Honey badgers, on the other hand, have evolved a different strategy to defend against venomous attackers. They possess a thick, loose and rubbery skin that’s incredibly tough to penetrate with fangs or claws. This tough skin acts as a protective barrier against snake bites, making honey badgers highly resistant to venom. Furthermore, honey badgers have a strong immune system that helps them combat the effects of venom. In fact, studies have shown that honey badgers can survive bites from venomous snakes that would be lethal to other animals of similar size.
Predators and Enemies
Predators and enemies play a crucial role in shaping the survival strategies and behaviors of both honey badgers and mongooses. Understanding the threats they face can provide insight into their evolutionary adaptations.
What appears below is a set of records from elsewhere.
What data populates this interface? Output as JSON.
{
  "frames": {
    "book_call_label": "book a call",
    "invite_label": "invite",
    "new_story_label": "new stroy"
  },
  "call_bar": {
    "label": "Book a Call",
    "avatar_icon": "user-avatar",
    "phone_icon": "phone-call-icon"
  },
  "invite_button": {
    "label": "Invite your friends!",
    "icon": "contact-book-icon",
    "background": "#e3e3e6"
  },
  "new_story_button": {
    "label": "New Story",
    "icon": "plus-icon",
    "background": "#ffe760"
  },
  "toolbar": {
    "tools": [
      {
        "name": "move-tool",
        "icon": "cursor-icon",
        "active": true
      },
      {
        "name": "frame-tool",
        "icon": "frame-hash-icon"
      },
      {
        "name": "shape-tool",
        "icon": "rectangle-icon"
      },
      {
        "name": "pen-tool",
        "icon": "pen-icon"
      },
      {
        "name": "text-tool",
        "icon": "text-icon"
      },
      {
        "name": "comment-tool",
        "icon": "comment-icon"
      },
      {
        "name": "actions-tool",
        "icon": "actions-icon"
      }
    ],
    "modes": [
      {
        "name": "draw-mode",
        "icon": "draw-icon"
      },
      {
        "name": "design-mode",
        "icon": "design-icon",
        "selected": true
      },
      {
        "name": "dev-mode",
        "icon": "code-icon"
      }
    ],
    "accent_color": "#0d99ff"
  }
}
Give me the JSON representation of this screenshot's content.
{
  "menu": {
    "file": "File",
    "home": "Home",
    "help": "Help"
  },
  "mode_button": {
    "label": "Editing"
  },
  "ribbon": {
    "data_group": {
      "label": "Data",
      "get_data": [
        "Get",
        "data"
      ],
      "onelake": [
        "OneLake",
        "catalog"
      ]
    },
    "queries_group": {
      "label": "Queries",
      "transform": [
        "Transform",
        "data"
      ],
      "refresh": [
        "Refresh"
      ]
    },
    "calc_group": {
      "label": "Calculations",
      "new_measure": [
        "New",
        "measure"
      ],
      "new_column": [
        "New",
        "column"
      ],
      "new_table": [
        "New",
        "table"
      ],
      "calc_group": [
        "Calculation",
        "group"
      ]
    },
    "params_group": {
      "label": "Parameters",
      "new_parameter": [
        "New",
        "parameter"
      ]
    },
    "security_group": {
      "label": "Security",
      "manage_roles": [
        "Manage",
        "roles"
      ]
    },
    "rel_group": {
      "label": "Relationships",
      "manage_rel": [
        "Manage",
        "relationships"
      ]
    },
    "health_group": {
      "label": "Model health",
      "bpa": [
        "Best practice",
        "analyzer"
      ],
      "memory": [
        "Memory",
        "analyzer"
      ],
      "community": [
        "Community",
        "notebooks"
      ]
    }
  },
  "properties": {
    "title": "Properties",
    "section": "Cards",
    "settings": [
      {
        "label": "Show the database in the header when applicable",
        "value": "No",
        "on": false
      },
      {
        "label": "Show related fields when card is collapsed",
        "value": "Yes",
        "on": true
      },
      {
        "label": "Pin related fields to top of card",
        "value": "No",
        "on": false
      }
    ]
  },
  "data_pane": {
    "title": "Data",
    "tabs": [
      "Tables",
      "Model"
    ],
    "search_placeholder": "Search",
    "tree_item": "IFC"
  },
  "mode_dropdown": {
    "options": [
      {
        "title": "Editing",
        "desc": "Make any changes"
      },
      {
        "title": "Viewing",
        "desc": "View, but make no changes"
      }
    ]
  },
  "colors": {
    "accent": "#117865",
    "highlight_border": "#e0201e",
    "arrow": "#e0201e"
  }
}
Honey badgers, with their aggressive nature and powerful build, are targeted by large predators such as lions, tigers, and hyenas. They have developed formidable defensive mechanisms, including thick skin and a ferocious bite. Mongooses, on the other hand, face threats from predators such as leopards, pythons, and hawks. Their agility and speed enable them to evade capture, while their ability to climb trees provides an additional advantage.
Both honey badgers and mongooses possess a unique immunity to snake venom, allowing them to tackle one of their most formidable enemies. However, mongooses are not entirely immune and can succumb to snakebites if overwhelmed.
Understanding the dynamics between honey badgers, mongooses, and their predators provides valuable insights into their survival strategies and behaviors. These adaptations have allowed them to thrive in their respective habitats and navigate the challenges posed by their enemies.
Battle: Honey Badger Vs Mongoose
In a battle between the honey badger and mongoose, the outcome is determined by their unique adaptations and strategies.
The honey badger, with its larger size and aggressive nature, may initially seem like the dominant contender. However, the mongoose possesses its own set of advantages that can level the playing field.
While the honey badger relies on its strength and powerful jaws to overpower its prey, the mongoose relies on its agility, speed, and sharp teeth to outmaneuver and deliver fatal bites to its opponents.
Additionally, the mongoose’s social nature allows it to work together in groups, providing a collective defense against potential threats. This teamwork and coordination can give the mongoose an advantage in a battle against a solitary honey badger.
Furthermore, the mongoose’s ability to climb trees and swim adds another layer of versatility to its arsenal.
Ultimately, the outcome of a battle between these two animals depends on various factors such as the size and strength of the honey badger, the agility and cooperation of the mongoose group, and the specific circumstances of the encounter.